In Back Alley, the girl whom Ishida was staying with turns out to have killed many of her classmates and buried them in the alley. At the end, she becomes trapped there and their ghosts advance on her.
Second-Hand Record is about a record which supernaturally compels people to listen to it, to the point of killing others to get it. At the beginning of the story, one of its victims kills her friend to get it back from her - and later dies herself when she is blockaded into an alleyway because she'd stashed her friend's body there.
Love As Scripted: A playboy makes a videotape for his girlfriend so that she won't feel bad after he dumps her. When he tries to break up with her, she stabs him in a frenzy, and then finds the tape he made for her. Unfortunately, she decides she prefers the tape to the real him, and finishes him off with a broken bottle rather than save his life.
Map Town: A couple are in a town where everyone magically loses the ability to navigate, forcing them to rely on maps everywhere. The husband is the only one unaffected by the curse. Later, he and his wife are pursued by a mob after stealing a treasure that was buried in the town. They destroy the maps so the townspeople can't find them - and then discover the curse has hit him, leaving them unable to find their way out of the town.
For example, the father in Approval cruelly and repeatedly denies the hand of his daughter to a suitor because asking for his permission to marry is the only way that he can see his daughter's spirit.
The father in Heart Of a Fatherpossesses his children's bodies against their will, forces both his sons to commit suicide, tries to do the same to his daughter and almost kills a boy who had pursued her romantically - but admits that he just wanted to be young and have fun again by living through them, as he missed out on his own youth.
Murderous Mannequin: One short story was about an artist who made headless mannequins (though his reason was for people to appreciate the body-language, not the face). Then his creations came to life, began killing people, and placing the victims' heads on their necks. Yeah.
Never Mess with Granny: Souichi's grandmother, who appears once a year on his birthday and does not take kindly to anyone upsetting her beloved grandson.
New Media Are Evil: The Town Without Streets is a pretty blatant parable about the dangers of the internet.

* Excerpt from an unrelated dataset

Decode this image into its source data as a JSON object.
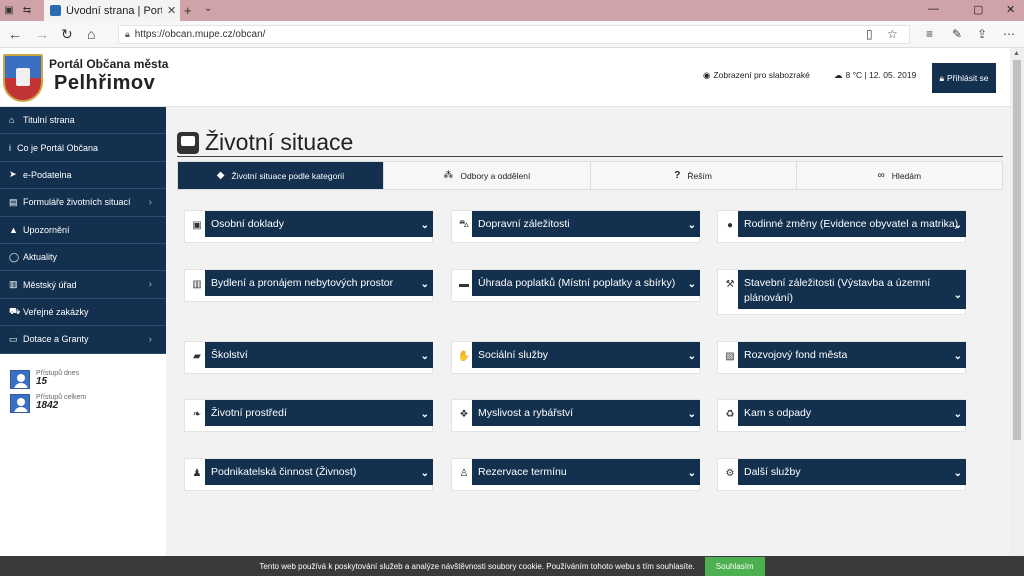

Together in Death: An old man implied to be one of the main character's father who waiting for the illusion of his wife drowning in Roar of Ages, after thirty years of trying to save her phantom, finally jumps after her when she can't no longer hold his net.
Took a Level in Badass: Souchi is a plump, spoiled sadistic kid with awesome paranormal powers, usually employed to be little more than a pest and a nuisance with delusions of grandeur, always caught and punished by his family. However, in time with his powers increasing, he became a sharply dressed businessman, owner of an haunted mansion where he enacts his revenge over his cursed parents and siblings and keeps his cannibalistic son with a demoness. He's not actually any better at avoiding gruesome and humiliating consequences for forgetting that Evil Is Not a Toy, though — we're actually introduced to this version of Souichi before the child version, and those two stories kick off his long tradition of gruesome and humiliating defeats.
Yank the Dog's Chain: If any chapter featuring Soichi seems to end with him happy and successful, it's the first part of a story that eventually ends badly for him.
You Are Worth Hell: In Den of the Sleep Demon, Mari's boyfriend Yuuji risks being turned inside out by a dream version of himself every time he falls asleep. When he finally passes out, Mari duct tapes her hand to his, hoping that will keep him anchored and that his counterpart will not be able to crawl out of his mouth. It fails. When the counterpart's arm comes out of Yuuji's mouth, Mari finds herself being dragged in by the hand as he is turned inside out. Rather than try to free herself, she allows herself to be pulled in so she can stay with him.